**Required work**.
Pictures stay out; everything else in the records is to be copied exactly.
-------- Information provided
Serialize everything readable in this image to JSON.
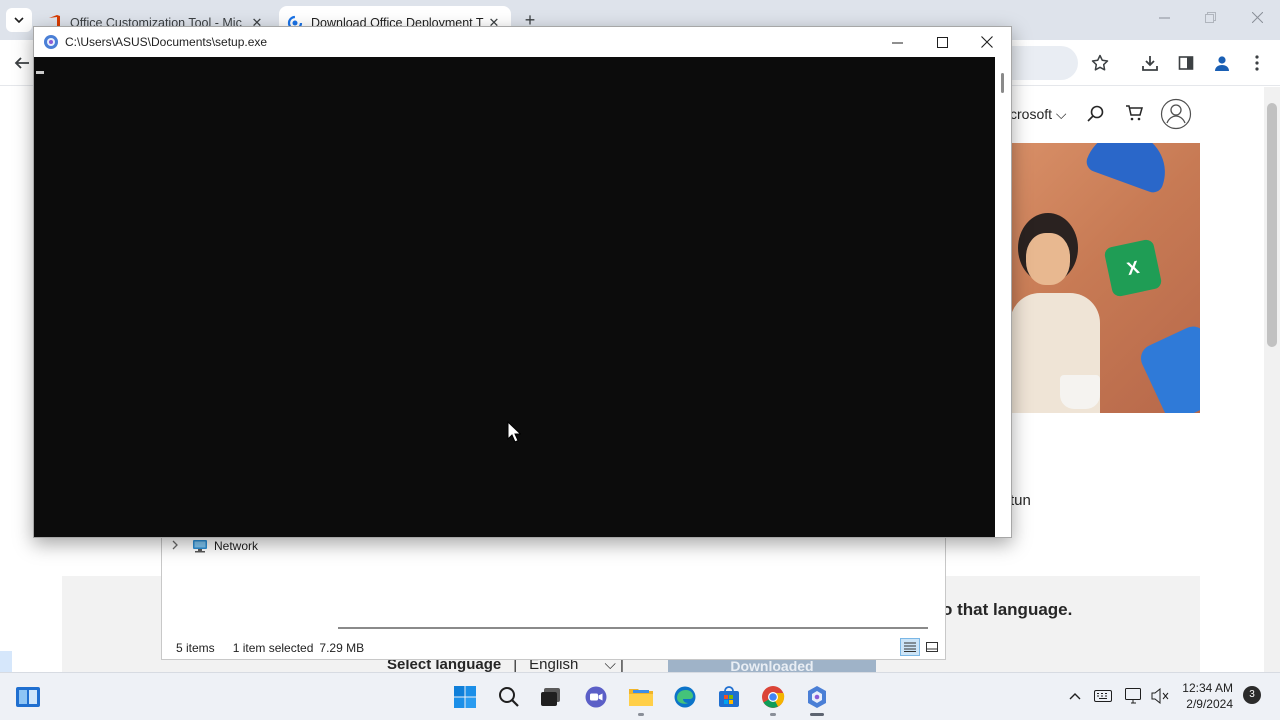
{
  "browser": {
    "tabs": [
      {
        "title": "Office Customization Tool - Mic",
        "active": false
      },
      {
        "title": "Download Office Deployment T",
        "active": true
      }
    ],
    "close_glyph": "✕",
    "new_tab_glyph": "+"
  },
  "page": {
    "nav_text": "crosoft ⌵",
    "body_fragment": "tun",
    "band_text": "o that language.",
    "select_label": "Select language",
    "select_sep": "|",
    "select_value": "English",
    "select_arrow": "⌵ |",
    "downloaded_label": "Downloaded"
  },
  "explorer": {
    "nav_item": "Network",
    "status_items": "5 items",
    "status_selected": "1 item selected",
    "status_size": "7.29 MB"
  },
  "console": {
    "title": "C:\\Users\\ASUS\\Documents\\setup.exe"
  },
  "taskbar": {
    "time": "12:34 AM",
    "date": "2/9/2024",
    "notifications": "3"
  },
  "colors": {
    "tabstrip": "#dee3eb",
    "console_bg": "#0c0c0c",
    "taskbar": "#eef1f6",
    "accent": "#0a64c8"
  }
}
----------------
**Solution for this exercise**.
Serialize everything readable in this image to JSON.
{
  "browser": {
    "tabs": [
      {
        "title": "Office Customization Tool - Mic",
        "active": false
      },
      {
        "title": "Download Office Deployment T",
        "active": true
      }
    ],
    "close_glyph": "✕",
    "new_tab_glyph": "+"
  },
  "page": {
    "nav_text": "crosoft ⌵",
    "body_fragment": "tun",
    "band_text": "o that language.",
    "select_label": "Select language",
    "select_sep": "|",
    "select_value": "English",
    "select_arrow": "⌵ |",
    "downloaded_label": "Downloaded"
  },
  "explorer": {
    "nav_item": "Network",
    "status_items": "5 items",
    "status_selected": "1 item selected",
    "status_size": "7.29 MB"
  },
  "console": {
    "title": "C:\\Users\\ASUS\\Documents\\setup.exe"
  },
  "taskbar": {
    "time": "12:34 AM",
    "date": "2/9/2024",
    "notifications": "3"
  },
  "colors": {
    "tabstrip": "#dee3eb",
    "console_bg": "#0c0c0c",
    "taskbar": "#eef1f6",
    "accent": "#0a64c8"
  }
}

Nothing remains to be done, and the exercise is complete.